Eric Pooley came to San Francisco last Tuesday to talk about his new book, The Climate War, at the offices of the Environmental Defense Fund.
The book, subtitled “True Believers, Power Brokers and the Fight to Save the Earth,” is a riveting tale of the battle to pass climate change legislation in the United States. Pooley, deputy editor of Bloomberg BusinessWeek and the former editor of Fortune magazine, embedded himself with key combatants in the climate war, including Fred Krupp, EDF’s president. (Read a review by Grist’s David Roberts here.)
It is, of course, a book without an ending as efforts to enact a cap on greenhouse gas emissions start to resemble a not-so-funny legislative version of Bill Murray’s “Groundhog Day.”

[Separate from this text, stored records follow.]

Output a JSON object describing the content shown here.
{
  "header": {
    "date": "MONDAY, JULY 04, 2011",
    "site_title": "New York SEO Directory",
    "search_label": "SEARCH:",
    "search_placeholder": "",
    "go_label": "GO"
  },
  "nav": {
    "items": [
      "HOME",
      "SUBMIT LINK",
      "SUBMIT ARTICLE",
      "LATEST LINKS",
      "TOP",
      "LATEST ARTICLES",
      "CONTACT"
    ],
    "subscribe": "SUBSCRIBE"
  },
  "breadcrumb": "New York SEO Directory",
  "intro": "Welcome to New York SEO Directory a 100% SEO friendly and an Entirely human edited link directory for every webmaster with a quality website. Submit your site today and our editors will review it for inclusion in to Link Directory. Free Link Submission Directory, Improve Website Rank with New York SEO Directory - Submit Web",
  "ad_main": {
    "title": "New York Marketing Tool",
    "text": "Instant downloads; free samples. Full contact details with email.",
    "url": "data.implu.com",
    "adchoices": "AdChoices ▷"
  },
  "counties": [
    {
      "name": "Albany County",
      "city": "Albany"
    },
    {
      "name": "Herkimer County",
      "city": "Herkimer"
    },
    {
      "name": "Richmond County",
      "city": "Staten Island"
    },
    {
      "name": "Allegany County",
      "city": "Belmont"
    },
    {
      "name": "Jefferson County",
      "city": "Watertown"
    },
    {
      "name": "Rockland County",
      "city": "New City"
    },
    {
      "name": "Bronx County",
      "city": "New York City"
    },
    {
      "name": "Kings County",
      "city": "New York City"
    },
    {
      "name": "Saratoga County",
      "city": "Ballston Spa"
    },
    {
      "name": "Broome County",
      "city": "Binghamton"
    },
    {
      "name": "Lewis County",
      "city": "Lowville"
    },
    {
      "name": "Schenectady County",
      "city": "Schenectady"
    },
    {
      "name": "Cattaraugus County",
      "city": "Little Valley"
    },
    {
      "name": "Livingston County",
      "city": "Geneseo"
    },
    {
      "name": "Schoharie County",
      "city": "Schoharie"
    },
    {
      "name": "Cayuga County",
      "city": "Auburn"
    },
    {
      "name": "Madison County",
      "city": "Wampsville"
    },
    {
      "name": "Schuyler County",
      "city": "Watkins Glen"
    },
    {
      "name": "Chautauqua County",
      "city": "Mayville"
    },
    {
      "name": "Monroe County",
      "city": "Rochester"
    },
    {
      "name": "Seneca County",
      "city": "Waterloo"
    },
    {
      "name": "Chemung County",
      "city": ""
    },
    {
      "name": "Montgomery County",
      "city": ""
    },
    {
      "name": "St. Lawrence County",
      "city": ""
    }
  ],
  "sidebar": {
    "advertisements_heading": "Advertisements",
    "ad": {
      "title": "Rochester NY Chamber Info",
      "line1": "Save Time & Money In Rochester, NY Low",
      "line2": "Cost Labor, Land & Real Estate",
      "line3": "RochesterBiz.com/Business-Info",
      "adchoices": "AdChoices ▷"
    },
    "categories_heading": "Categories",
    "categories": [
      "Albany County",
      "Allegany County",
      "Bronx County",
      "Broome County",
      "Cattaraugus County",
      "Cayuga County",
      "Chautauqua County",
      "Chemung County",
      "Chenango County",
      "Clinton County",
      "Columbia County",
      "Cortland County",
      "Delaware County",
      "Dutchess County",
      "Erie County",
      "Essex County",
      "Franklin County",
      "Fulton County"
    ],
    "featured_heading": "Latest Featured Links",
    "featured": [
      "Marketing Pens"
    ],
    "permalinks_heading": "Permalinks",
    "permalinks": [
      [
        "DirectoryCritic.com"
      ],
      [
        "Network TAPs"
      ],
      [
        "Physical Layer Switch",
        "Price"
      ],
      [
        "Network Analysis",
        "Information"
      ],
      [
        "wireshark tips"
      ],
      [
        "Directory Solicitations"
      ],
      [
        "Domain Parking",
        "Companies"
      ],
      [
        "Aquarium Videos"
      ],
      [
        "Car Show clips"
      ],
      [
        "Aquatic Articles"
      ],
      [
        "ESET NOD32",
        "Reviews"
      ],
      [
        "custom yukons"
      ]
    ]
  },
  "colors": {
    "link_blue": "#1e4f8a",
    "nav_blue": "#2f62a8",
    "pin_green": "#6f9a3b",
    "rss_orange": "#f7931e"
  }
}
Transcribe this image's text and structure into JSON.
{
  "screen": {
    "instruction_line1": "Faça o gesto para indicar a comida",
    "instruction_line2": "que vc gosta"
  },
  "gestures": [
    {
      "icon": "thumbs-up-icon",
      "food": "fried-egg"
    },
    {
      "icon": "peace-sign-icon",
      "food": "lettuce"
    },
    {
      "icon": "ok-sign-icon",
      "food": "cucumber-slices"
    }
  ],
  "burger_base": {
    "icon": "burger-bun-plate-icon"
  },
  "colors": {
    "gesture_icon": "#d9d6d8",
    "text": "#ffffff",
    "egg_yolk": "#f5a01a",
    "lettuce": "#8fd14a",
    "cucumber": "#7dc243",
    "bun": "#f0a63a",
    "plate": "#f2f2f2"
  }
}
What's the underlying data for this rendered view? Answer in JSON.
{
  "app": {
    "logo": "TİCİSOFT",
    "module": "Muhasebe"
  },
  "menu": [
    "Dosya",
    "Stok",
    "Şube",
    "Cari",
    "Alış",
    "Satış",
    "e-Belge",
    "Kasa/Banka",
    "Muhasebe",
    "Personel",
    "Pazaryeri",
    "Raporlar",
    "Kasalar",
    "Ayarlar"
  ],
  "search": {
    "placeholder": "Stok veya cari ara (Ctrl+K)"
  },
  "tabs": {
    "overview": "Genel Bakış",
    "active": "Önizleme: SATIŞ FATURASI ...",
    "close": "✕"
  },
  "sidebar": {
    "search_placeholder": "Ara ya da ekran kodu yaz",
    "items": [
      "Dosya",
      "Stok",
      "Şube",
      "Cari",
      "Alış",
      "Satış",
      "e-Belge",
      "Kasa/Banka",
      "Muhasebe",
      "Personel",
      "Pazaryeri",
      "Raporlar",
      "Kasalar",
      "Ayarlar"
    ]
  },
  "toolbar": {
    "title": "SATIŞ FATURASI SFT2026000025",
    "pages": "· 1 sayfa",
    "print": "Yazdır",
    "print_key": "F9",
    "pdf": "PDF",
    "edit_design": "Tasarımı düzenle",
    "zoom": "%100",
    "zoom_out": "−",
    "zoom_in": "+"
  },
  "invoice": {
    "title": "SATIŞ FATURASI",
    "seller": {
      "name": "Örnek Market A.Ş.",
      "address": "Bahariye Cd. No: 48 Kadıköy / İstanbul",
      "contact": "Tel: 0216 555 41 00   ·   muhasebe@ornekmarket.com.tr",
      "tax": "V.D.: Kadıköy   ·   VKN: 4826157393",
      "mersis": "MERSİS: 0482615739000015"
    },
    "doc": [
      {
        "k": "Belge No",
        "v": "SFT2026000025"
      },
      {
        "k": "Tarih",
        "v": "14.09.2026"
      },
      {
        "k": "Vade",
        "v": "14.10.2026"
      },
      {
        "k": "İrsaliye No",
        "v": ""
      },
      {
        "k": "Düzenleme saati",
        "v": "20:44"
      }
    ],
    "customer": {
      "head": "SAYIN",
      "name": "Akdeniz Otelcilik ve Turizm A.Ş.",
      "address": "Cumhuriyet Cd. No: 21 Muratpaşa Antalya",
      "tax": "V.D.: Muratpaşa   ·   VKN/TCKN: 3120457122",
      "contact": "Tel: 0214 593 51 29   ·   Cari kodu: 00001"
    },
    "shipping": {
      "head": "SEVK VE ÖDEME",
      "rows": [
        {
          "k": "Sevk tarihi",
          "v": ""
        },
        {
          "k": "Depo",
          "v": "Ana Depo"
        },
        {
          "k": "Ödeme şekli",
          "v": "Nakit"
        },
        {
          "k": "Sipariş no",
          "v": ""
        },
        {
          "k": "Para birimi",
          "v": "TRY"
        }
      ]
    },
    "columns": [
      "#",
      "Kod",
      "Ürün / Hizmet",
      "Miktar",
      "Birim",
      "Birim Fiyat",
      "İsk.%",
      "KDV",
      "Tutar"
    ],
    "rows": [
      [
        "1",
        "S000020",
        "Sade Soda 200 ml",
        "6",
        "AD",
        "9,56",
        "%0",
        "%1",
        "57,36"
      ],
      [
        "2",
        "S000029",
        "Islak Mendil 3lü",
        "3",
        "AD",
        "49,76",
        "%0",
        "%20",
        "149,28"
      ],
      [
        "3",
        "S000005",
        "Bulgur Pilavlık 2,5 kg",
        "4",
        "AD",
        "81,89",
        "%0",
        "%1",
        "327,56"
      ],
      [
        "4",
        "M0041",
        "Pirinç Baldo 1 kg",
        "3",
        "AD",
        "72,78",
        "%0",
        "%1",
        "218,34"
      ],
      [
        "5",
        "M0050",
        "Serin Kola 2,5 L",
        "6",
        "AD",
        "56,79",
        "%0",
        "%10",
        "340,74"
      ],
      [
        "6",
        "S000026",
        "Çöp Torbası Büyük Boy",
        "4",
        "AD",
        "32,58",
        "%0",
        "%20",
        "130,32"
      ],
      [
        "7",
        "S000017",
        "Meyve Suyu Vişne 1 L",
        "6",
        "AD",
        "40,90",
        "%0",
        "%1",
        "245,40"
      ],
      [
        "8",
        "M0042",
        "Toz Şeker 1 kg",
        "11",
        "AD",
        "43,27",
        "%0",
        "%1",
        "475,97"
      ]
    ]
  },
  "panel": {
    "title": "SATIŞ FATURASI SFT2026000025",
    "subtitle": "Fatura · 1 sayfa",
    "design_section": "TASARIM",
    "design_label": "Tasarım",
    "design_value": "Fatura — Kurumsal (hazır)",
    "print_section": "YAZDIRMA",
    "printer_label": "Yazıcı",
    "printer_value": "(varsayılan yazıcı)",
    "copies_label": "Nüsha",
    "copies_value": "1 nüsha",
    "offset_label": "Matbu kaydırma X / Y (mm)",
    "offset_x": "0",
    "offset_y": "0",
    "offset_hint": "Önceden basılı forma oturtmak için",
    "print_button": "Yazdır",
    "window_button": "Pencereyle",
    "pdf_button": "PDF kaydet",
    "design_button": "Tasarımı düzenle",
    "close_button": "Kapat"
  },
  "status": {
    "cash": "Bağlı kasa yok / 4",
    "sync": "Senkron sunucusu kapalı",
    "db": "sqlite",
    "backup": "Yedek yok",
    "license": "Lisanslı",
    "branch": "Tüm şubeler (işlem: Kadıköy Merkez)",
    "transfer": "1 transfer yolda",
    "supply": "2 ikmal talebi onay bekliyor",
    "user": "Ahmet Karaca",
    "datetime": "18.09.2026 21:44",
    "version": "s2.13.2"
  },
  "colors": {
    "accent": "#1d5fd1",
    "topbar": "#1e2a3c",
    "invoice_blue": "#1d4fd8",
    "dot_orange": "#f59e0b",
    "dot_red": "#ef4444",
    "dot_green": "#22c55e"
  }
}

The timing of Pooley’s Tuesday talk was appropriate, as that day a new front in the climate war opened up on the West Coast when an initiative to suspend California’s landmark global warming law qualified for the Nov. 2 ballot.
The Global Warming Solutions Act of 2006, popularly known by its legislative moniker, AB 32, requires California to reduce greenhouse gas emissions to 1990 levels by 2020. One of the options to do that is to implement a statewide cap-and-trade market to limit emissions by carbon polluters such as oil refiners.
Two Texas oil companies, Valero and Tesoro, are largely funding the anti-AB 32 ballot measure, which the California secretary of state in a bit of cosmic irony has designated Proposition 23 — a reversal of 32, get it?
Prop 23 would put AB 32 on hold until the unemployment rate falls to 5.5 percent for four straight quarters, which is as likely in California as the legislature balancing the state budget four years in a row.
It promises to be an epic battle of the Old Economy vs. the New Economy — Silicon Valley green tech startups, venture capitalists, and big corporations with a stake in the nascent renewable energy economy versus the old industrial giants with the most to lose from the new green order.
“If you look at investment in clean energy, China is now investing $9 billion a month with centralized control of the energy economy the likes of which we can’t equal,” Pooley told EDFers gathered on the 28th floor of a downtown San Francisco tower. “A price on carbon would change the rules of the road and take capital off the sidelines and put it to work building clean energy infrastructure and jobs here in this country. It could happen in California first as so many things have happened in California first.”
“But I really worry about this proposition,” he added. “It’s going to be tough to defeat.”
Pooley noted that the passage of AB 32 in 2006 helped put pressure on the federal government and an administration resolutely opposed to cap-and-trade. Suspension of AB 32 would take away a big playing card in the climate change poker game.
While the environment may be as Californian as the beach, redwood trees, and plastic surgery, the fight over Prop 23 makes environmentalists nervous, especially in a state with a sky-high unemployment rate.
Pooley asked Derek Walker, director of EDF’s California Climate Initiative, to handicap the electoral odds.
“When I’m asked that question, I would have said a year ago there’s no chance we’ll have a Republican senator from Massachusetts anytime soon,” Walker said. “But I think that all other things being equal, Californians have a very strong ethic for conservation and if there’s enough evidence of the green economy growing in California there’s a compelling case.”
As Pooley noted, “Nobody has done more than California to step up on this issue. There’s never going to be a perfect moment to do this. As if we all can wait for the golden day when all is in order and embrace the future. History does not work that way. Progress does not work that way. We have to rise up to meet the future or we’ll cede it to somebody else.”